Record extracts:
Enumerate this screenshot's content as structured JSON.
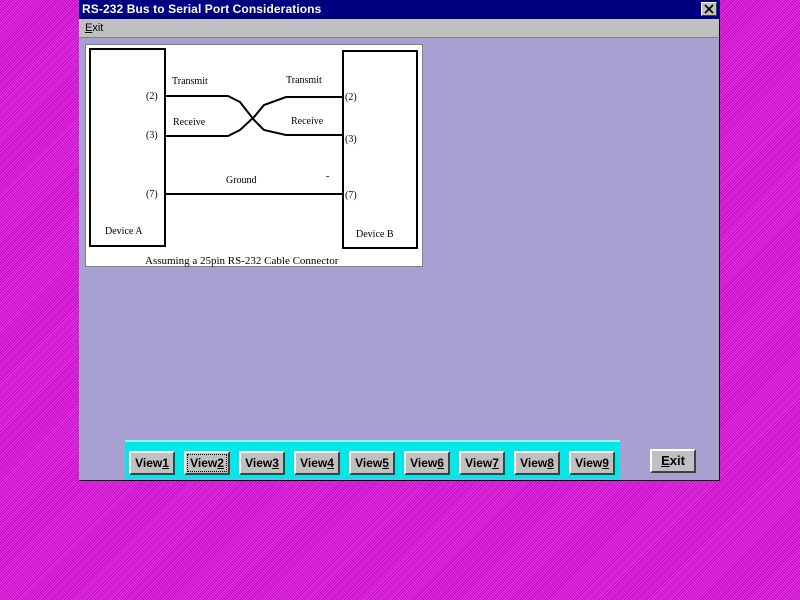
{
  "window": {
    "title": "RS-232 Bus to Serial Port Considerations",
    "menu": [
      {
        "prefix": "E",
        "rest": "xit"
      }
    ]
  },
  "diagram": {
    "device_a": "Device A",
    "device_b": "Device B",
    "pins_a": [
      "(2)",
      "(3)",
      "(7)"
    ],
    "pins_b": [
      "(2)",
      "(3)",
      "(7)"
    ],
    "transmit_a": "Transmit",
    "receive_a": "Receive",
    "transmit_b": "Transmit",
    "receive_b": "Receive",
    "ground": "Ground",
    "dash": "-",
    "caption": "Assuming a 25pin RS-232 Cable Connector"
  },
  "view_buttons": [
    {
      "text": "View",
      "key": "1"
    },
    {
      "text": "View",
      "key": "2",
      "selected": true
    },
    {
      "text": "View",
      "key": "3"
    },
    {
      "text": "View",
      "key": "4"
    },
    {
      "text": "View",
      "key": "5"
    },
    {
      "text": "View",
      "key": "6"
    },
    {
      "text": "View",
      "key": "7"
    },
    {
      "text": "View",
      "key": "8"
    },
    {
      "text": "View",
      "key": "9"
    }
  ],
  "exit_button": {
    "prefix": "E",
    "rest": "xit"
  },
  "colors": {
    "desktop": "#d800d8",
    "titlebar": "#000080",
    "button_bar": "#00e8e8",
    "window_body": "#a8a0d0"
  }
}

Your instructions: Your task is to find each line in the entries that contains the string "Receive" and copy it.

Worked solution:
    "receive_a": "Receive",
    "receive_b": "Receive",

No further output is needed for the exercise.